The quote above can be found on the Museum of Tolerance (MOT) website in a section discussing the vision and history for the museum. Traditional museums contain and maintain ‘artifacts and documents’ but the MOT goes further and hopes to inspire action through their objects. This quality to spark action with the use of objects is an important part of being an ‘Intelligent Museum.’ The objects are not the main reason for people to visit a museum and the museum should actively “use information to create understanding (McDonald and Alsford, p. 73).” In the newest, permanent exhibition Anne, the museum attempts to engage the visitor into possible action utilizing their collection and digital media, specifically interactives. The museum hopes the visitors will become active participants to connect with the life and story of Anne Frank and continue her legacy through social action.
The interactives in the Anne exhibit encourage the visitors to become active participants within the exhibit. McDonald and Alsford state on their paper on the Intelligent Museum that, “Participation is recognized as an aid to the learning process (McDonald and Alsford, p. 77).” For example, in the last room of the exhibit, the visitors gather in a social space to have the opportunity to continue to learn about Anne’s remarkable actions and her legacy through shared pledges.
This video shows visitors engaging and interacting with multiuser touchscreens:
The exhibit is mindful of the museum as a social environment and accommodates multiple visitor interactions with the interactives at one time. With these multiuser touchscreen tables, visitors can choose a topic based off the themes presented in the exhibit based off Anne’s diary. Topics involve challenges and social issues that persist today such as promoting human dignity, earning respect, fighting discrimination, keeping faith, etc. If the visitor becomes inspired to pledge an action based off the established topics, he or she can actively share this pledge on social media sites such as Facebook and Twitter. Also, as soon as the pledge is made, the person’s name and statement of commitment to action appears on a screen next to the touchscreen tables. Every pledge is shared and collected to become part of the exhibit and becomes part of a larger conversation.

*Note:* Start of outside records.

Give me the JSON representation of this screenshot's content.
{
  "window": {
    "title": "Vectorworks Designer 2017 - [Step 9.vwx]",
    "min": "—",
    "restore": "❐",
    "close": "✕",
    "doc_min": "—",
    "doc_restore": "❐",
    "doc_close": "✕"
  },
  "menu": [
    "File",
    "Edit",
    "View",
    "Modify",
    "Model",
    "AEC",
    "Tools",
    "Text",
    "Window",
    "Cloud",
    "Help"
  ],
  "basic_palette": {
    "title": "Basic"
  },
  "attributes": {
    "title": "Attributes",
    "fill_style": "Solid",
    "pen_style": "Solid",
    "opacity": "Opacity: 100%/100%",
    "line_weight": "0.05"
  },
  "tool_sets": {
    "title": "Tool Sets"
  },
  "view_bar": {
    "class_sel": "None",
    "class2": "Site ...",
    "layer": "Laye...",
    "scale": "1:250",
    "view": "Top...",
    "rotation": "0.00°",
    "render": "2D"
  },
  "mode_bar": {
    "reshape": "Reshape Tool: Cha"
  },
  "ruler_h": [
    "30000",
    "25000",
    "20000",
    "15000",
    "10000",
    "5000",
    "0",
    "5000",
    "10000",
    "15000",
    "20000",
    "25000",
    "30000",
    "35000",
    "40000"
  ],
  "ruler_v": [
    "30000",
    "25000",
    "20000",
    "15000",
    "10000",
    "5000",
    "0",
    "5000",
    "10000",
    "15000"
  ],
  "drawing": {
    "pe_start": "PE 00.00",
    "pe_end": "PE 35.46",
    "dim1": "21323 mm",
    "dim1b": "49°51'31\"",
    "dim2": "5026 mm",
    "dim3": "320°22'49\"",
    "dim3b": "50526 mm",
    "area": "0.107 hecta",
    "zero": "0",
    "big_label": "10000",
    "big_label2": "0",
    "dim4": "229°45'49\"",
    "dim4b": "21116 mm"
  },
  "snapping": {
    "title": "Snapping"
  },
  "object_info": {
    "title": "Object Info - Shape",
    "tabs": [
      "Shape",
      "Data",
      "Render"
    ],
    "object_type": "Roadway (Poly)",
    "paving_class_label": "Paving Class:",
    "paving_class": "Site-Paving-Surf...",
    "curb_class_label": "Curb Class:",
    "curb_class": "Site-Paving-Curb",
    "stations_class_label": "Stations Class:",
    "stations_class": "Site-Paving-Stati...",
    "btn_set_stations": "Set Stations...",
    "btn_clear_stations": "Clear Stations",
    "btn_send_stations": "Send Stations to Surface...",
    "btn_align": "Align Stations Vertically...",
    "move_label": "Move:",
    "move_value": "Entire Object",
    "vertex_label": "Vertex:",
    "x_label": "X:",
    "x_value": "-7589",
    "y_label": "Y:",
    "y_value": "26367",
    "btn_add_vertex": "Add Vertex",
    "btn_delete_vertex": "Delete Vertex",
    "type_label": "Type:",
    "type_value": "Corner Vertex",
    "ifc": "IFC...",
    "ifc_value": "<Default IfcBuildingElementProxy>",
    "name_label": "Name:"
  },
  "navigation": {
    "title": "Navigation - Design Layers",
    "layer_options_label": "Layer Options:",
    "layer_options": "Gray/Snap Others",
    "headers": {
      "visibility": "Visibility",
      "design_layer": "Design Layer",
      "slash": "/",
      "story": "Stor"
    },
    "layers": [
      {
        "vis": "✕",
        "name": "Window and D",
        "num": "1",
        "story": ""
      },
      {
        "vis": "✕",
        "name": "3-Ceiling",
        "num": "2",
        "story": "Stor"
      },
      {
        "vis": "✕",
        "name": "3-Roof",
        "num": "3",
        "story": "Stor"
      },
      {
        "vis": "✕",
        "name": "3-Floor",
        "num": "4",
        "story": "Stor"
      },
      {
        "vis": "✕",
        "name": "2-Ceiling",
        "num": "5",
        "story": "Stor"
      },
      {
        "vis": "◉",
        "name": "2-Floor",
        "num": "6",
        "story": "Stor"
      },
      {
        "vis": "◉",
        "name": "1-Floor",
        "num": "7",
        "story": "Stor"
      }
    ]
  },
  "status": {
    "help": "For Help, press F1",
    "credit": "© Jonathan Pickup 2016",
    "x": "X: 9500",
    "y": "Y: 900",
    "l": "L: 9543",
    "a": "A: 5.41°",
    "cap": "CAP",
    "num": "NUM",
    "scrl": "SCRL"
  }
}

An Intelligent Museum encourages active participation and engagement of its visitors which the MOT encourages in its integration of digital media. But the collaboration and sharing of ideas and action ends at the museum. The MOT does not use social media to deepen engagement or continue the discourse it initiated in the exhibit. The conversation ends with a tweet or Facebook post.
The exhibit can continue this discourse through the use of the virtual space and keep the discussion between everyone on-going. As McDonald and Alsford state “Contemporary concerns, changes and challenges plaguing society on all fronts — cultural, technological, environmental — make it more important than ever that museums be responsive and relevant to the information needs of society (p. 72).” Throughout the Anne exhibit, the visitor confronts the challenges Anne faced as a victim of the Holocaust and also as a human being. This exhibit makes those issues relevant and meaningful to their visitor successfully. The exhibit hopes to inspire change for the betterment of all society through the encouragement of active participation on shared networks.
But social media and the museum’s webpage could potentially open up the conversation between the museum and its visitors and also visitors between visitors. This virtual space could continue to provide ideas of social change and action and follow-up with visitors on the status of their pledges. By utilizing social media and the museum’s webpage, this could extend the conversations beyond the museum’s physical site and the museum could turn into a better Intelligent Museum. This would continue the learning process and keep their visitors active participants to meet museum’s vision of visitors assuming responsibility for change. This shared and extended network can remind them of the same quote by Anne Frank that they saw before they exited the museum: “How wonderful it is that nobody need wait a single moment before starting to improve the world.”